Every record below must come back exactly as written, with the images dropped.

Raw data section start

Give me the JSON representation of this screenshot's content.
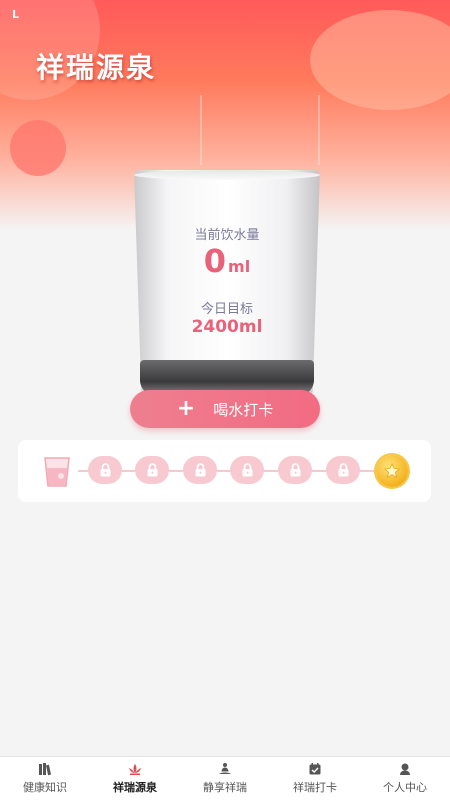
{
  "status_bar": {
    "carrier": "L"
  },
  "header": {
    "title": "祥瑞源泉"
  },
  "glass": {
    "current_label": "当前饮水量",
    "current_value": "0",
    "current_unit": "ml",
    "target_label": "今日目标",
    "target_value": "2400ml"
  },
  "checkin_button": {
    "icon": "plus-icon",
    "label": "喝水打卡"
  },
  "progress": {
    "nodes": [
      "cup-icon",
      "lock-icon",
      "lock-icon",
      "lock-icon",
      "lock-icon",
      "lock-icon",
      "lock-icon",
      "coin-star-icon"
    ],
    "lock_color": "#f8c9d1",
    "coin_color": "#f4b21f"
  },
  "tabs": [
    {
      "label": "健康知识",
      "icon": "books-icon",
      "active": false
    },
    {
      "label": "祥瑞源泉",
      "icon": "lotus-icon",
      "active": true
    },
    {
      "label": "静享祥瑞",
      "icon": "meditation-icon",
      "active": false
    },
    {
      "label": "祥瑞打卡",
      "icon": "calendar-check-icon",
      "active": false
    },
    {
      "label": "个人中心",
      "icon": "person-icon",
      "active": false
    }
  ],
  "colors": {
    "accent": "#e8627a",
    "header_red": "#ff5a5a",
    "button": "#f26b82"
  }
}
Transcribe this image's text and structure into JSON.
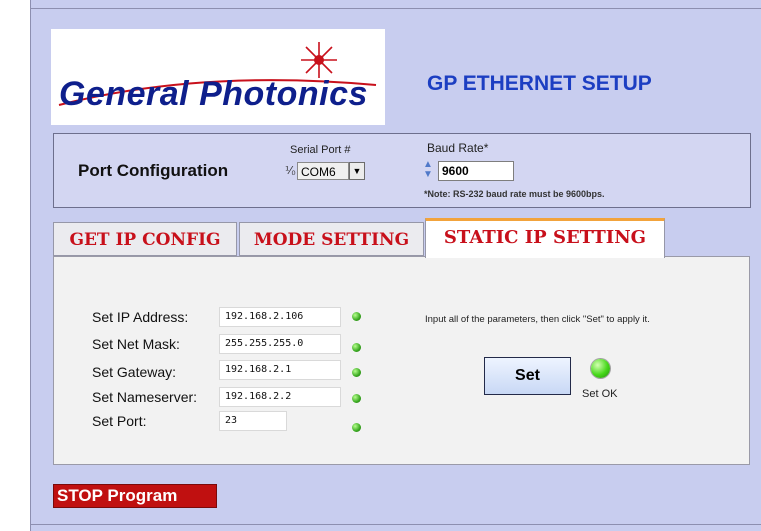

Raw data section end

→ Your solution:
Give me the JSON representation of this screenshot's content.
{
  "status_bar": {
    "carrier": "L"
  },
  "header": {
    "title": "祥瑞源泉"
  },
  "glass": {
    "current_label": "当前饮水量",
    "current_value": "0",
    "current_unit": "ml",
    "target_label": "今日目标",
    "target_value": "2400ml"
  },
  "checkin_button": {
    "icon": "plus-icon",
    "label": "喝水打卡"
  },
  "progress": {
    "nodes": [
      "cup-icon",
      "lock-icon",
      "lock-icon",
      "lock-icon",
      "lock-icon",
      "lock-icon",
      "lock-icon",
      "coin-star-icon"
    ],
    "lock_color": "#f8c9d1",
    "coin_color": "#f4b21f"
  },
  "tabs": [
    {
      "label": "健康知识",
      "icon": "books-icon",
      "active": false
    },
    {
      "label": "祥瑞源泉",
      "icon": "lotus-icon",
      "active": true
    },
    {
      "label": "静享祥瑞",
      "icon": "meditation-icon",
      "active": false
    },
    {
      "label": "祥瑞打卡",
      "icon": "calendar-check-icon",
      "active": false
    },
    {
      "label": "个人中心",
      "icon": "person-icon",
      "active": false
    }
  ],
  "colors": {
    "accent": "#e8627a",
    "header_red": "#ff5a5a",
    "button": "#f26b82"
  }
}
Transcribe this image's text and structure into JSON.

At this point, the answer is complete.